- _Aim of the exercise_:
Copy each entry as written.

====== Supplied records ======

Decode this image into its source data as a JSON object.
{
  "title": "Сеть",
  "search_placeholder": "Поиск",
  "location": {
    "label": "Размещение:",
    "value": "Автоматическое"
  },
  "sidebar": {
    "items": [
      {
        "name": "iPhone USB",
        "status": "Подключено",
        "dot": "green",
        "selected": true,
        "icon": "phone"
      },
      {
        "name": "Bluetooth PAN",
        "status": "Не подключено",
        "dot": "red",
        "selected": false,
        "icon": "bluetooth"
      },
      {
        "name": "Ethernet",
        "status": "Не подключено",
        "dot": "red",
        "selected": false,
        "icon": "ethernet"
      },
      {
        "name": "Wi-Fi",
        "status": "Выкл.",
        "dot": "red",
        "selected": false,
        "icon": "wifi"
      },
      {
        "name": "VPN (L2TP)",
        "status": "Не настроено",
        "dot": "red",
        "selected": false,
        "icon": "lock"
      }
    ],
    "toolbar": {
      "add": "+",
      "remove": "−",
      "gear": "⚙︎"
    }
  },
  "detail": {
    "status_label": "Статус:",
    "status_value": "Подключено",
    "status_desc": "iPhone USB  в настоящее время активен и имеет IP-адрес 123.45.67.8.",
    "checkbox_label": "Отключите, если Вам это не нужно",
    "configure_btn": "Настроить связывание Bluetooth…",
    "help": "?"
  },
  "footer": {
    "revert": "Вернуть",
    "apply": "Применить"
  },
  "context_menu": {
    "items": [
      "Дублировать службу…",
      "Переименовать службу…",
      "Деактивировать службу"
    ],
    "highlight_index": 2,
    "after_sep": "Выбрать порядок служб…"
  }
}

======

- _Your solution_:
Decode this image into its source data as a JSON object.
{
  "title": "Сеть",
  "search_placeholder": "Поиск",
  "location": {
    "label": "Размещение:",
    "value": "Автоматическое"
  },
  "sidebar": {
    "items": [
      {
        "name": "iPhone USB",
        "status": "Подключено",
        "dot": "green",
        "selected": true,
        "icon": "phone"
      },
      {
        "name": "Bluetooth PAN",
        "status": "Не подключено",
        "dot": "red",
        "selected": false,
        "icon": "bluetooth"
      },
      {
        "name": "Ethernet",
        "status": "Не подключено",
        "dot": "red",
        "selected": false,
        "icon": "ethernet"
      },
      {
        "name": "Wi-Fi",
        "status": "Выкл.",
        "dot": "red",
        "selected": false,
        "icon": "wifi"
      },
      {
        "name": "VPN (L2TP)",
        "status": "Не настроено",
        "dot": "red",
        "selected": false,
        "icon": "lock"
      }
    ],
    "toolbar": {
      "add": "+",
      "remove": "−",
      "gear": "⚙︎"
    }
  },
  "detail": {
    "status_label": "Статус:",
    "status_value": "Подключено",
    "status_desc": "iPhone USB  в настоящее время активен и имеет IP-адрес 123.45.67.8.",
    "checkbox_label": "Отключите, если Вам это не нужно",
    "configure_btn": "Настроить связывание Bluetooth…",
    "help": "?"
  },
  "footer": {
    "revert": "Вернуть",
    "apply": "Применить"
  },
  "context_menu": {
    "items": [
      "Дублировать службу…",
      "Переименовать службу…",
      "Деактивировать службу"
    ],
    "highlight_index": 2,
    "after_sep": "Выбрать порядок служб…"
  }
}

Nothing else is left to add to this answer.